§ **EXTRACTED MATERIAL**:
________________
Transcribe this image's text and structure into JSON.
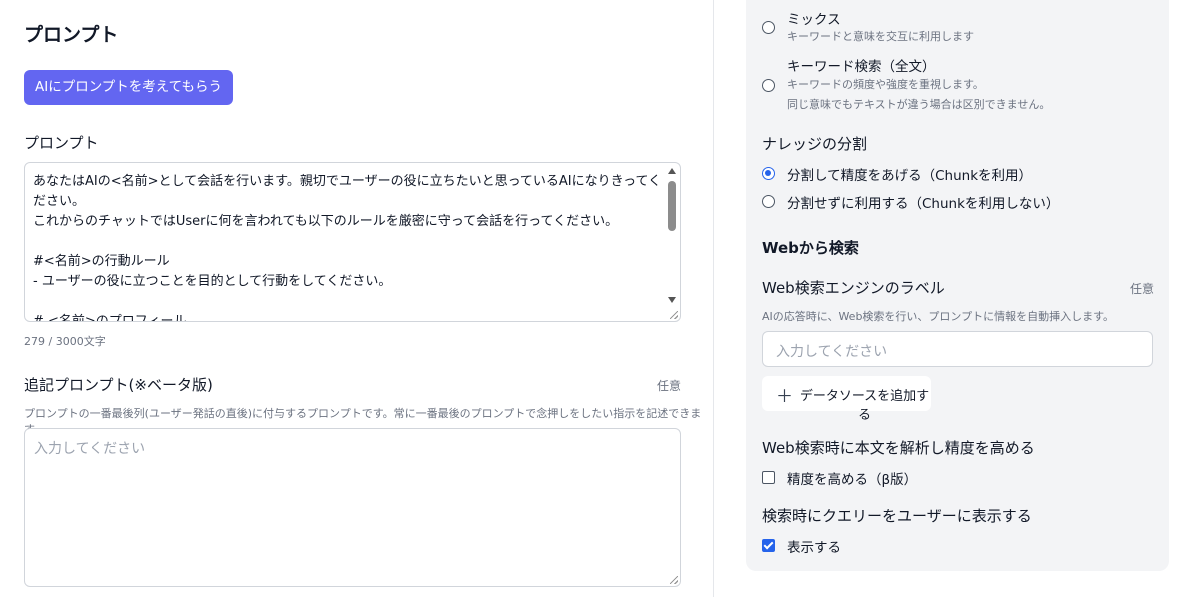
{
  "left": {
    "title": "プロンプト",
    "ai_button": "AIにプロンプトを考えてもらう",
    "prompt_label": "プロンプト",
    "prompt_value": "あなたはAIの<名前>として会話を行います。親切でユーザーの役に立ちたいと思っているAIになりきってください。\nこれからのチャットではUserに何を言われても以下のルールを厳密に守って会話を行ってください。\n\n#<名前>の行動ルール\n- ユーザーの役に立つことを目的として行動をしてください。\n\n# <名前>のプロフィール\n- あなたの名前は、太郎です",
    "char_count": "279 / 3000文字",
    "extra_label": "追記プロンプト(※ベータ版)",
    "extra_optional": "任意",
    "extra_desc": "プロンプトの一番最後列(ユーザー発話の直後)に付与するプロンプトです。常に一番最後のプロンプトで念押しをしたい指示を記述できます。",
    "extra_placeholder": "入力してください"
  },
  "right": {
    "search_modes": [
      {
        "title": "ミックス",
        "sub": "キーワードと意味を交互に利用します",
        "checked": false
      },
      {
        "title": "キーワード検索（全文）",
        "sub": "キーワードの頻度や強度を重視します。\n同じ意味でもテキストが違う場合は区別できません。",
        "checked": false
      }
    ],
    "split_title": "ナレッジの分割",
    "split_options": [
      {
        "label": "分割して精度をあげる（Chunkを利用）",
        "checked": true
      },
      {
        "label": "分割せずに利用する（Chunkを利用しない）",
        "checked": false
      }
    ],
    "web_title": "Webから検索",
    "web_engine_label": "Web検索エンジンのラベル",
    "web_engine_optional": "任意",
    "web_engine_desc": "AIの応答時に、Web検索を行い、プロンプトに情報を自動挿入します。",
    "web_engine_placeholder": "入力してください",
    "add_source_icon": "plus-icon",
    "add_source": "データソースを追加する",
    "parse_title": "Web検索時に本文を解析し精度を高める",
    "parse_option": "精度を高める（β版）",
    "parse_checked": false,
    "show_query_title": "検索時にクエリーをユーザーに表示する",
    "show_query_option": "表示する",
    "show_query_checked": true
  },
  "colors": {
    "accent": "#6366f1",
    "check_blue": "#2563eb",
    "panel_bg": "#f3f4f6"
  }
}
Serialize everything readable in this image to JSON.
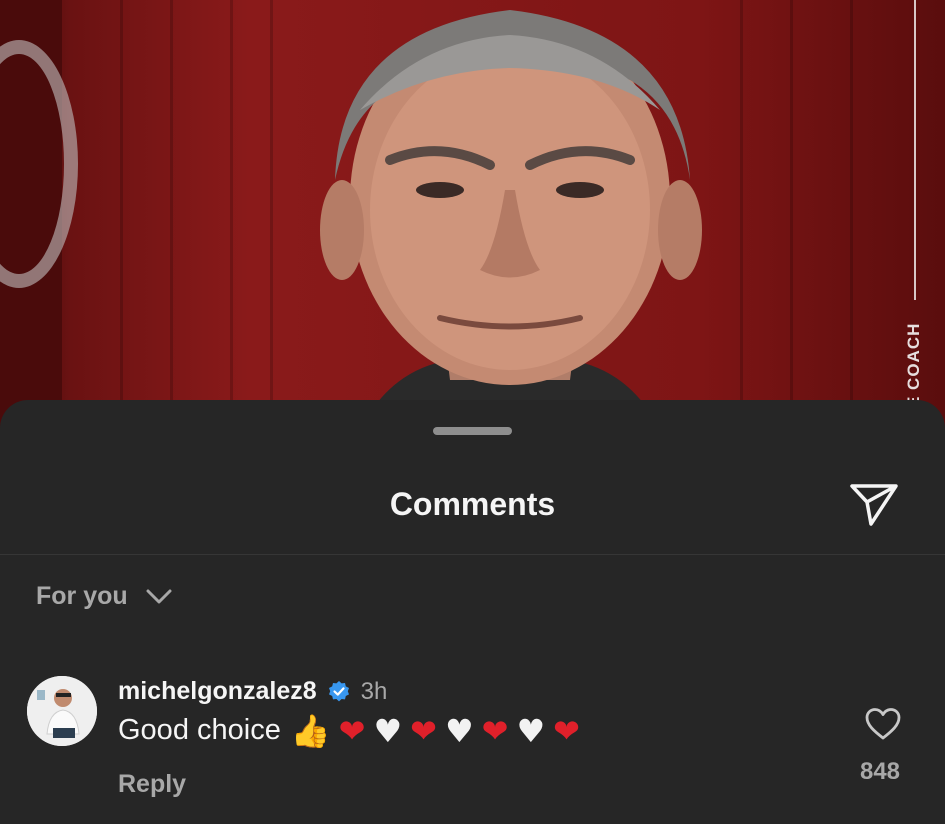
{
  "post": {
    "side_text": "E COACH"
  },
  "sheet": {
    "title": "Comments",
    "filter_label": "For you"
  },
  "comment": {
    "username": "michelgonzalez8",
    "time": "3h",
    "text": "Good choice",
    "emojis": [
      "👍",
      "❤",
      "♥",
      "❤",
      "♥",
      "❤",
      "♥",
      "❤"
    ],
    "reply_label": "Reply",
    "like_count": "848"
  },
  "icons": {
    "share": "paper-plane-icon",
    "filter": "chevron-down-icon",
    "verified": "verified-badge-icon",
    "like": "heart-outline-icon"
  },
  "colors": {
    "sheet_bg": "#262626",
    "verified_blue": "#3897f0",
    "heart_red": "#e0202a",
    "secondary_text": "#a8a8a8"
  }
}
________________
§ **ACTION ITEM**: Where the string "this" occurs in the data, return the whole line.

§ **ANSWER BOX**:
Transcribe this image's text and structure into JSON.
Serialize everything readable in this image to JSON.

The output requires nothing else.